It is a small village located in the middle of the Valle del Noce, bordered by the rivers Noce, Sonante, Torbido and Pulcino, and surrounded by the high peaks of the Lucan Apennines: Serra Rotonda, Serra Lunga, Monte Coccovello, Roccazzo and Monte Sirino, to whose slopes we find the lake with the same name.

Enclosed by uncontaminated natural beauties, the village of Nemoli shows off a varied vegetation, characterized by fruit trees, beech trees and olive groves, warmed by the yellow brooms that with their exciting smell make idyllic the passage in those areas; the fairytale atmosphere is made also by the presence of small special animals such as the fox, the hare, the badger, the marten, the hedgehog and the rare hazel dormouse or little squirrel, and flown over by ravens, kites and buzzards.

A true natural oasis in which people can abandon themselves in healthy relaxation in the open air, forgetting the frenetic rhythms of everyday life and the obsessive weight of technology …


It was born with the name of Bosco around the year 1000, even if the traces of the first settlements date back to the V century BC as evidenced by small bronze statues representing animals and warriors, objects that refer to the ancient Phoenician population.

Initially merged with the town of Rivello as a farmhouse and dominated by the Benedictines of Lauria, it gained its autonomy only in 1833 with the name of Nemoli, from the Latin expression Nemus Olim or “once Bosco”.

A change-name occurred with a special Bourbon decree immediately after the destruction of the homonymous village, Bosco del Cilento, to be set up against the Bourbons of Naples in 1828.

And only a century later, exactly on October the 11th 1938, the Nemolese obtained their own parish with the construction of the Church of Santa Maria delle Grazie.

Its demographic and geographical growth is linked to well-defined events including the arrival of a large part of a population expelled from Calabria, the Waldenses, and later the construction of a consular road called “delle Calabrie” and commissioned by Giuseppe Bonaparte in 1806. This ensured economic prosperity and favoured the creation of factories such as ironworks, copper plants and mills.

A past that still resonates today in the somewhat developed craftsmanship of wood, copper and wrought iron.


Walking through Nemoli is like jumping back in time, inside a small medieval village, lined by alleyways called “strettole”, hosting many ancient stone fountains and embellished by the imposing presence of majestic historic buildings that display portals also stone-made by local stonecutters. It is among these pieces of history that stand out two magnificent churches: the seventeenth-century church Santa Maria delle Grazie and the church of Lake Sirino, next to which we find another building of great interest, Palazzo Filizzola.

Three containers of history and art of the place. Great attractors for those who love art, the past, and the knowledge of the identity of others through these tools.
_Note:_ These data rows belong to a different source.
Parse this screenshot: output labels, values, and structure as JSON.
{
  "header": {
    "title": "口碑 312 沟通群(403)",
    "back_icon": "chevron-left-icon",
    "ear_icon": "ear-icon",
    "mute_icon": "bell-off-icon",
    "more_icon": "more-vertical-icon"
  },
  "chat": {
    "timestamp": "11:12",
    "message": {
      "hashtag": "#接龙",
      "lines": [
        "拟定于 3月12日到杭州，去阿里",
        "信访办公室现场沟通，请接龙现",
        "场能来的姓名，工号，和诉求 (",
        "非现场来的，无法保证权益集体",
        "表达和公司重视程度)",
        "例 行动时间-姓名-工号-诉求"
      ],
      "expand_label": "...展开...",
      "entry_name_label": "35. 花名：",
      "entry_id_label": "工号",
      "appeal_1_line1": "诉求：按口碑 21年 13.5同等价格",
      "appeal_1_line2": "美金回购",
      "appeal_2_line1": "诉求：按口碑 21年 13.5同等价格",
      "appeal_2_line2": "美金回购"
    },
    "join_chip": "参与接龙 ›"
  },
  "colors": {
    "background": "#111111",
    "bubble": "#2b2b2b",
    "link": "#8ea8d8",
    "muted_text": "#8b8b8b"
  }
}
In the Mother Church of Santa Maria delle Grazie are kept objects of great value: a byzantine style wooden aedicule depicting a polychrome Madonnina dating back to 1300, placed above the high altar, a sixteenth century holy water font and a beautiful rose window of Florentine artistic glass windows .

Instead, the church of the Madonna del Lago is enriched by: a rose window and various Neapolitan school effigies, a wooden sculpture of the Holy Family and a Christ created by the master craftsmen of Ortisei.


The flavors and smells of Nemoli’s cuisine are those of an ancestral tradition, recalled and relived with the classic homemade pasta, vegetables, baked or grilled lamb but especially pork meat. On the table can’t be missed sausage, soppressata, capocollo and various hams.

And for those palates looking for tasty and particular dishes we find the renowned polenta di Nemoli, to whom a festival is also dedicated. Prepared with yellow flour, the polenta is cooked for a long time and then placed under a cloth to rest and cool. Once settled, the dough is sliced with a thread and seasoned with sausage sauce or, alternatively, with peppers, cruschi and potatoes.

Also interesting are dishes such as the so-called ghiummarieddi, entrails rolls, and the “tripe”.



A privileged look at these places